The lean misfire is another common reason for an engine "miss"—this is due to an imbalanced air/fuel ratio (too much air/too little fuel). Since an engine needs a richer (more fuel) mixture for a smooth idle, this problem may be more noticeable when the vehicle is idling. The lean misfire may decrease or disappear as the engine speed increases because the efficiency of the volumetric flow into the combustion chambers increases dramatically. This is one reason why a vehicle gets better mileage on the freeway than in the city. An EGR valve that is stuck open, a leaking Intake Manifold Gasket, a defective Mass Air Flow Sensor, a weak or failing fuel pump, or a plugged fuel filter are some of the many causes for a lean misfire.
Pay very close attention to the Long Term Fuel Trim values because they indicate how much the Powertrain Computer is compensating for an imbalanced air/fuel ratio. If the Long Term Fuel Trim is over 10 percent on one bank of cylinders and not the other, there might be a vacuum leak or defective/cracked intake manifold on that specific bank. It is important to determine what is causing this amount of compensation. Check the Fuel Trim "numbers" over the full range of operating conditions. A healthy engine should have Long Term Fuel Trim numbers around 1 to 3 percent, either positive or negative.
Mechanical problems can also cause an engine to misfire. Common causes of a mechanical misfire are worn piston rings, valves, cylinder walls, or lobes on a camshaft; a leaking head gasket or intake manifold gasket; damaged or broken rocker arms; defective fuel injectors (and/or the electronics that control them); and a slipped or incorrectly-installed timing belt or timing chain. Generally, this type of misfire has more of a "thumping" feel to it. It is usually noticeable regardless of engine speed; in fact, it may even intensify as the engine speed increases.
A Compression Test and an engine idle Manifold Vacuum Test are two very important methods of determining the mechanical condition of the engine. Compression readings that are consistent (within 10 percent of each other), and at least 120 PSI per cylinder and a minimum of seventeen inches of steady vacuum, are required for reasonably smooth and complete combustion.

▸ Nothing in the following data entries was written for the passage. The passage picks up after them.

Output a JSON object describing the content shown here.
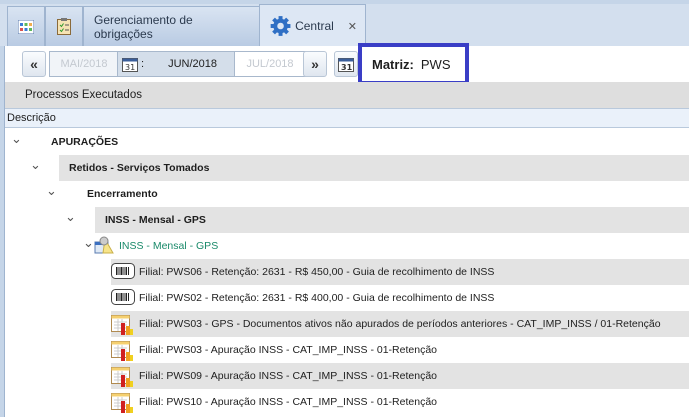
{
  "tabs": [
    {
      "icon": "grid-icon",
      "label": ""
    },
    {
      "icon": "checklist-icon",
      "label": ""
    },
    {
      "icon": "",
      "label": "Gerenciamento de obrigações"
    },
    {
      "icon": "gear-icon",
      "label": "Central",
      "closable": true,
      "active": true
    }
  ],
  "close_glyph": "✕",
  "period": {
    "prev": "MAI/2018",
    "current": "JUN/2018",
    "next": "JUL/2018",
    "prev_btn": "«",
    "next_btn": "»",
    "sep": ":"
  },
  "matriz": {
    "label": "Matriz:",
    "value": "PWS",
    "highlight_color": "#3a3ec6"
  },
  "section_title": "Processos Executados",
  "column_header": "Descrição",
  "tree": [
    {
      "level": 0,
      "label": "APURAÇÕES",
      "bold": true,
      "expanded": true
    },
    {
      "level": 1,
      "label": "Retidos - Serviços Tomados",
      "bold": true,
      "expanded": true,
      "gray": true
    },
    {
      "level": 2,
      "label": "Encerramento",
      "bold": true,
      "expanded": true
    },
    {
      "level": 3,
      "label": "INSS - Mensal - GPS",
      "bold": true,
      "expanded": true,
      "gray": true
    },
    {
      "level": 4,
      "label": "INSS - Mensal - GPS",
      "icon": "process-icon",
      "expanded": true,
      "color": "#1a8a6a"
    },
    {
      "level": 5,
      "label": "Filial: PWS06 - Retenção: 2631 - R$ 450,00 - Guia de recolhimento de INSS",
      "icon": "barcode-icon",
      "gray": true
    },
    {
      "level": 5,
      "label": "Filial: PWS02 - Retenção: 2631 - R$ 400,00 - Guia de recolhimento de INSS",
      "icon": "barcode-icon"
    },
    {
      "level": 5,
      "label": "Filial: PWS03 - GPS - Documentos ativos não apurados de períodos anteriores - CAT_IMP_INSS / 01-Retenção",
      "icon": "report-chart-icon",
      "gray": true
    },
    {
      "level": 5,
      "label": "Filial: PWS03 - Apuração INSS - CAT_IMP_INSS - 01-Retenção",
      "icon": "report-chart-icon"
    },
    {
      "level": 5,
      "label": "Filial: PWS09 - Apuração INSS - CAT_IMP_INSS - 01-Retenção",
      "icon": "report-chart-icon",
      "gray": true
    },
    {
      "level": 5,
      "label": "Filial: PWS10  - Apuração INSS - CAT_IMP_INSS - 01-Retenção",
      "icon": "report-chart-icon"
    }
  ]
}
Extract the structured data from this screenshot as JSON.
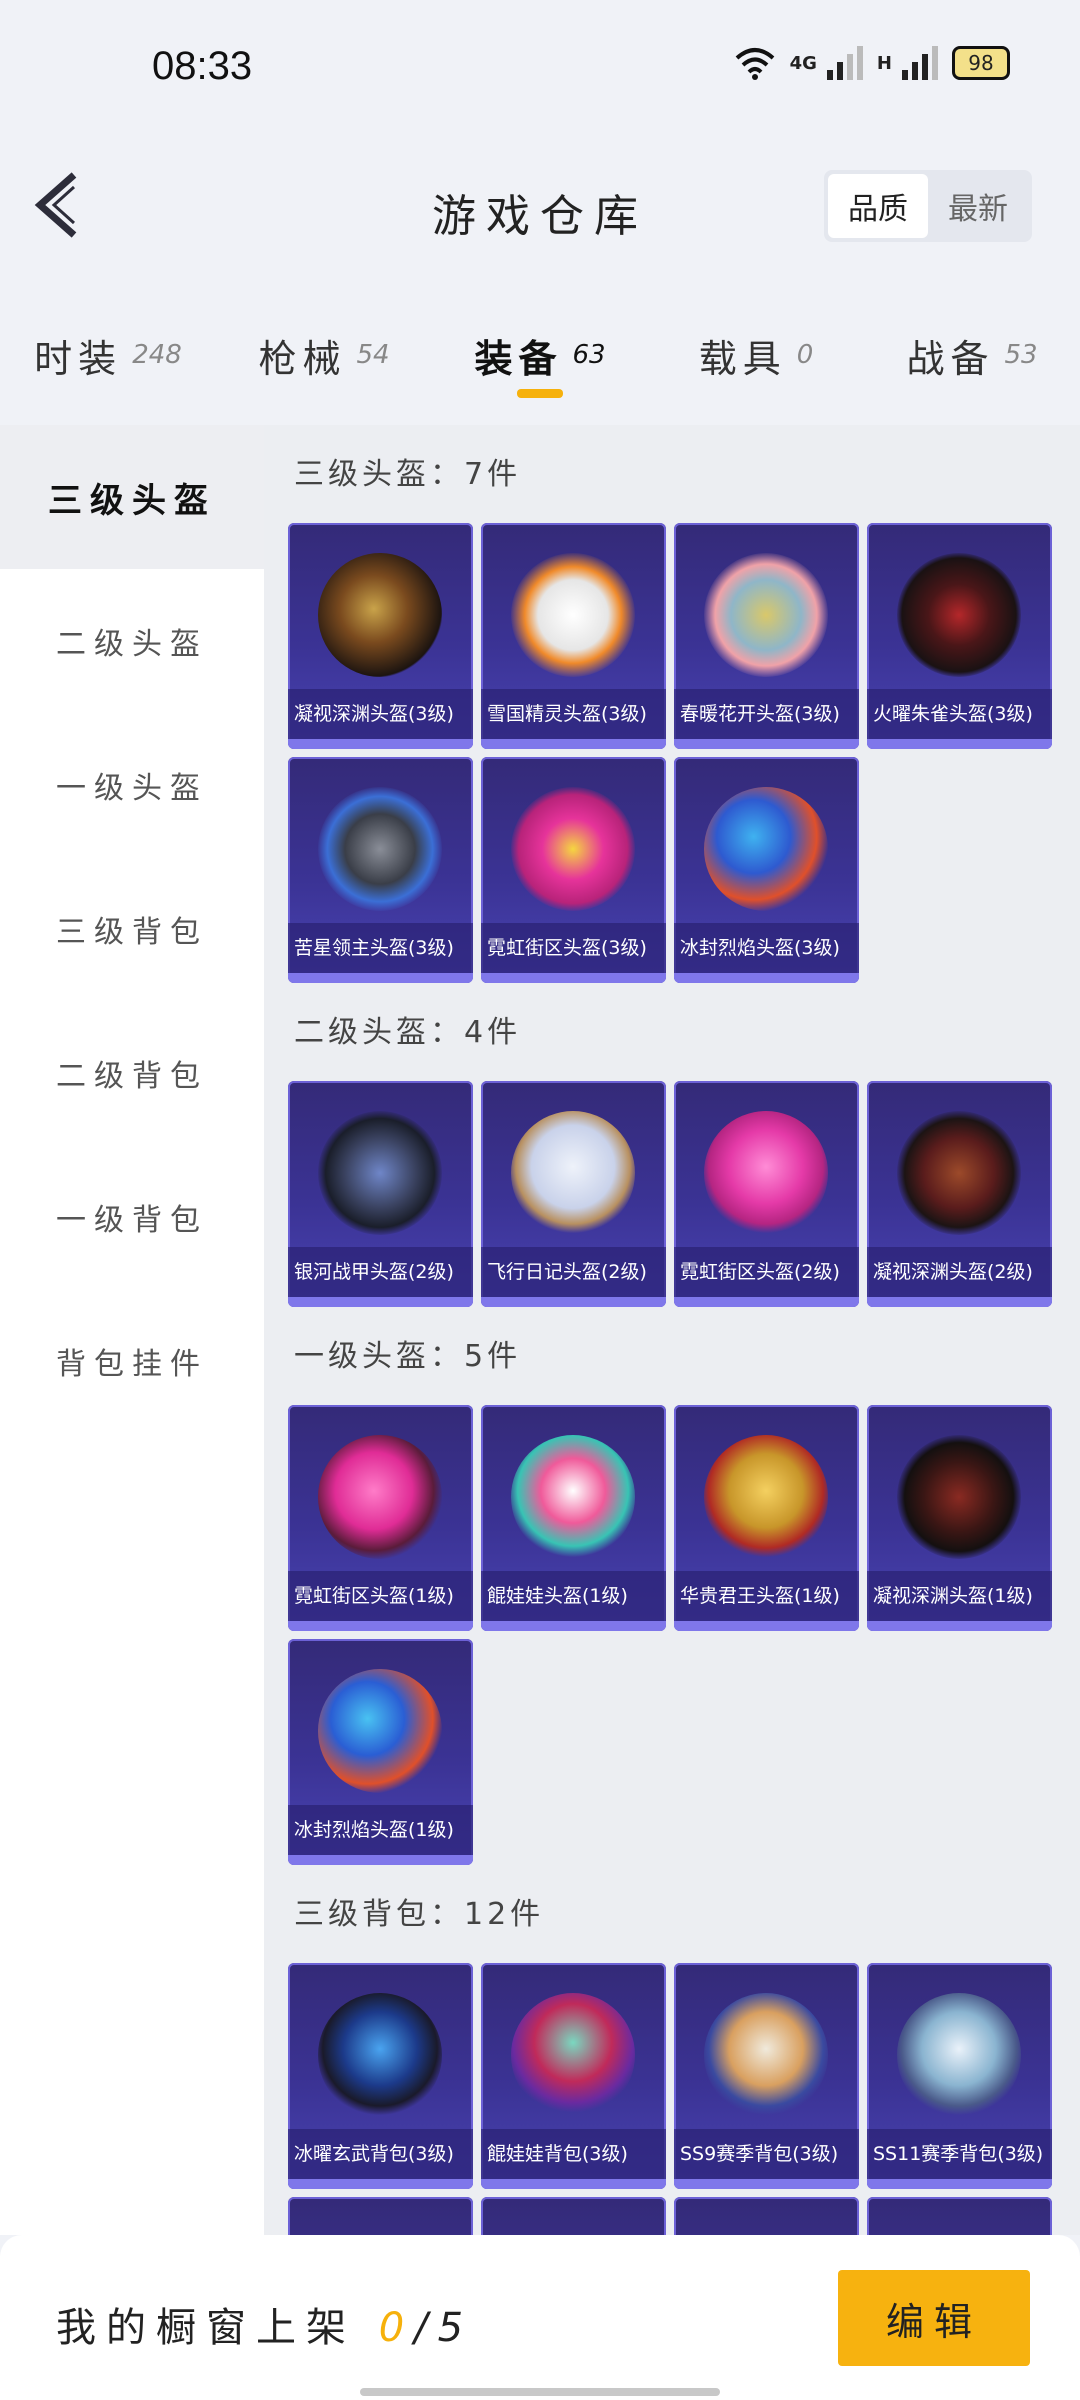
{
  "status": {
    "time": "08:33",
    "network": "4G",
    "network2": "H",
    "battery": "98"
  },
  "header": {
    "title": "游戏仓库",
    "sort_quality": "品质",
    "sort_newest": "最新"
  },
  "tabs": [
    {
      "label": "时装",
      "count": "248"
    },
    {
      "label": "枪械",
      "count": "54"
    },
    {
      "label": "装备",
      "count": "63"
    },
    {
      "label": "载具",
      "count": "0"
    },
    {
      "label": "战备",
      "count": "53"
    }
  ],
  "sidebar": {
    "items": [
      "三级头盔",
      "二级头盔",
      "一级头盔",
      "三级背包",
      "二级背包",
      "一级背包",
      "背包挂件"
    ]
  },
  "sections": [
    {
      "title": "三级头盔：7件",
      "items": [
        "凝视深渊头盔(3级)",
        "雪国精灵头盔(3级)",
        "春暖花开头盔(3级)",
        "火曜朱雀头盔(3级)",
        "苦星领主头盔(3级)",
        "霓虹街区头盔(3级)",
        "冰封烈焰头盔(3级)"
      ]
    },
    {
      "title": "二级头盔：4件",
      "items": [
        "银河战甲头盔(2级)",
        "飞行日记头盔(2级)",
        "霓虹街区头盔(2级)",
        "凝视深渊头盔(2级)"
      ]
    },
    {
      "title": "一级头盔：5件",
      "items": [
        "霓虹街区头盔(1级)",
        "餛娃娃头盔(1级)",
        "华贵君王头盔(1级)",
        "凝视深渊头盔(1级)",
        "冰封烈焰头盔(1级)"
      ]
    },
    {
      "title": "三级背包：12件",
      "items": [
        "冰曜玄武背包(3级)",
        "餛娃娃背包(3级)",
        "SS9赛季背包(3级)",
        "SS11赛季背包(3级)"
      ]
    }
  ],
  "bottom": {
    "label": "我的橱窗上架",
    "current": "0",
    "total": "/5",
    "edit": "编辑"
  },
  "colors": {
    "accent": "#f6b10c",
    "card_bg": "#3b3395"
  }
}
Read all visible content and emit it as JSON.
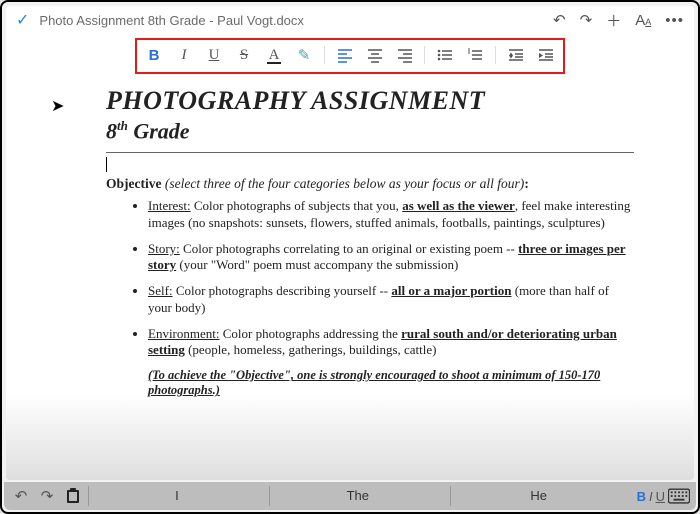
{
  "topbar": {
    "title": "Photo Assignment 8th Grade - Paul Vogt.docx"
  },
  "toolbar": {
    "bold": "B",
    "italic": "I",
    "underline": "U",
    "strike": "S",
    "textcolor": "A",
    "highlight": "✎"
  },
  "doc": {
    "h1": "PHOTOGRAPHY ASSIGNMENT",
    "h2_prefix": "8",
    "h2_sup": "th",
    "h2_suffix": " Grade",
    "objective_label": "Objective",
    "objective_note": " (select three of the four categories below as your focus or all four)",
    "objective_colon": ":",
    "bullets": [
      {
        "label": "Interest:",
        "pre": "  Color photographs of subjects that you, ",
        "bold": "as well as the viewer",
        "post": ", feel make interesting images (no snapshots:  sunsets, flowers, stuffed animals, footballs, paintings, sculptures)"
      },
      {
        "label": "Story:",
        "pre": "  Color photographs correlating to an original or existing poem -- ",
        "bold": "three or images per story",
        "post": "  (your \"Word\" poem must accompany the submission)"
      },
      {
        "label": "Self:",
        "pre": "  Color photographs describing yourself -- ",
        "bold": "all or a major portion",
        "post": " (more than half of your body)"
      },
      {
        "label": "Environment:",
        "pre": "  Color photographs addressing the ",
        "bold": "rural south and/or deteriorating urban setting",
        "post": " (people, homeless, gatherings, buildings, cattle)"
      }
    ],
    "note": "(To achieve the \"Objective\", one is strongly encouraged to shoot a minimum of 150-170 photographs.)"
  },
  "bottombar": {
    "suggest1": "I",
    "suggest2": "The",
    "suggest3": "He",
    "b": "B",
    "i": "I",
    "u": "U"
  }
}
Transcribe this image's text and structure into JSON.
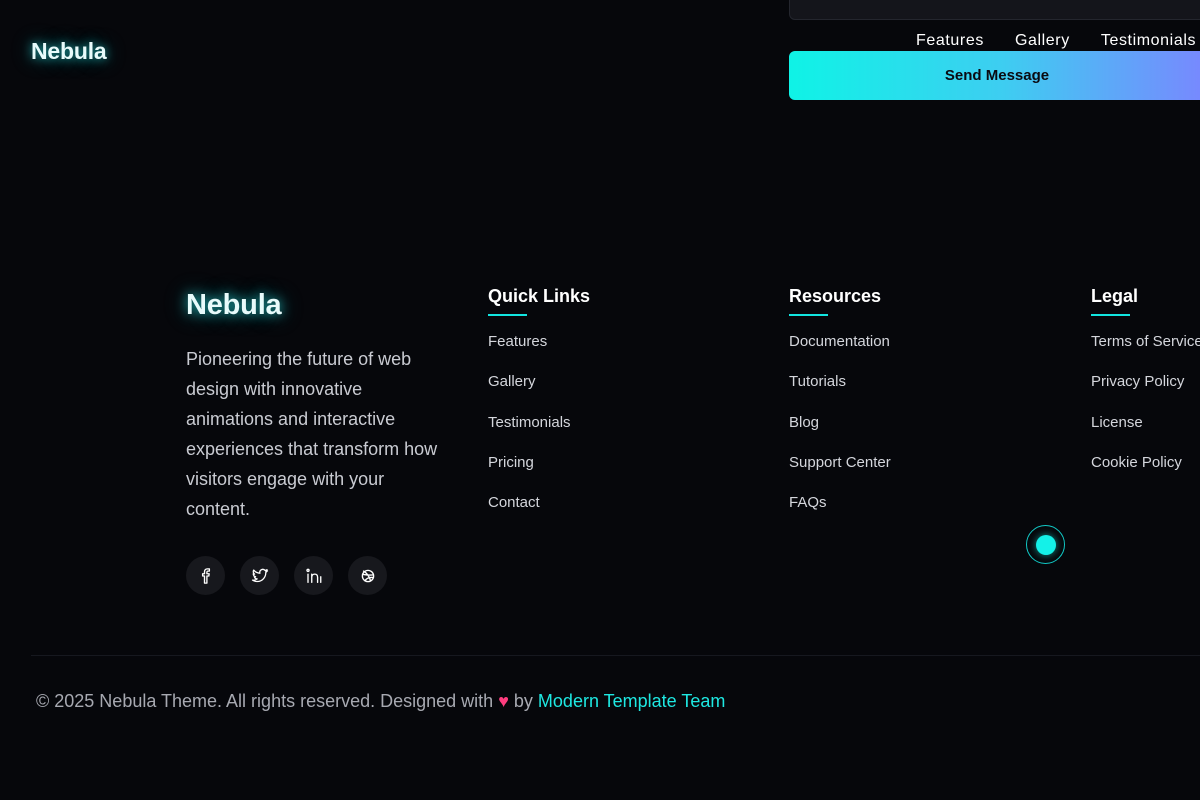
{
  "header": {
    "logo": "Nebula",
    "nav": [
      "Features",
      "Gallery",
      "Testimonials"
    ]
  },
  "contact_form": {
    "submit_label": "Send Message"
  },
  "footer": {
    "brand": {
      "logo": "Nebula",
      "description": "Pioneering the future of web design with innovative animations and interactive experiences that transform how visitors engage with your content.",
      "social": [
        {
          "name": "facebook-icon"
        },
        {
          "name": "twitter-icon"
        },
        {
          "name": "linkedin-icon"
        },
        {
          "name": "dribbble-icon"
        }
      ]
    },
    "quick_links": {
      "heading": "Quick Links",
      "items": [
        "Features",
        "Gallery",
        "Testimonials",
        "Pricing",
        "Contact"
      ]
    },
    "resources": {
      "heading": "Resources",
      "items": [
        "Documentation",
        "Tutorials",
        "Blog",
        "Support Center",
        "FAQs"
      ]
    },
    "legal": {
      "heading": "Legal",
      "items": [
        "Terms of Service",
        "Privacy Policy",
        "License",
        "Cookie Policy"
      ]
    },
    "copyright": {
      "prefix": "© 2025 Nebula Theme. All rights reserved. Designed with",
      "heart": "♥",
      "by": "by",
      "credit": "Modern Template Team"
    }
  },
  "colors": {
    "background": "#06070b",
    "accent": "#12e5e0",
    "gradient_start": "#0ff3e6",
    "gradient_end": "#7c83ff",
    "heart": "#ff3d7f"
  }
}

Sometimes, the engine has nothing to do with a misfire. One common cause for "jerky" performance that feels like a misfire is a problem in the transmission and its ability to properly up- or down-shift. If the misfire occurs during higher speeds, it could be a problem with the operation of the overdrive gear or a chattering clutch in the Lockup Torque Converter. If the vehicle jerks or feels like it is "missing" during deceleration, it could be due to harsh transmission downshifts, badly warped rotors, out of round brake drums, and/or sticking brake pads or brake shoes.
Vehicles can set misfire codes when badly warped and out of round rear brake drums violently jerk the entire powertrain when the vehicle slows from highway speeds. Make sure that you have the vehicle properly inspected in order to determine the root cause of the misfire. Entire engines have been replaced to solve a wrongly perceived mechanical misfire problem that was actually rooted in the transfer case, transmission, driveshaft, or front/rear differential.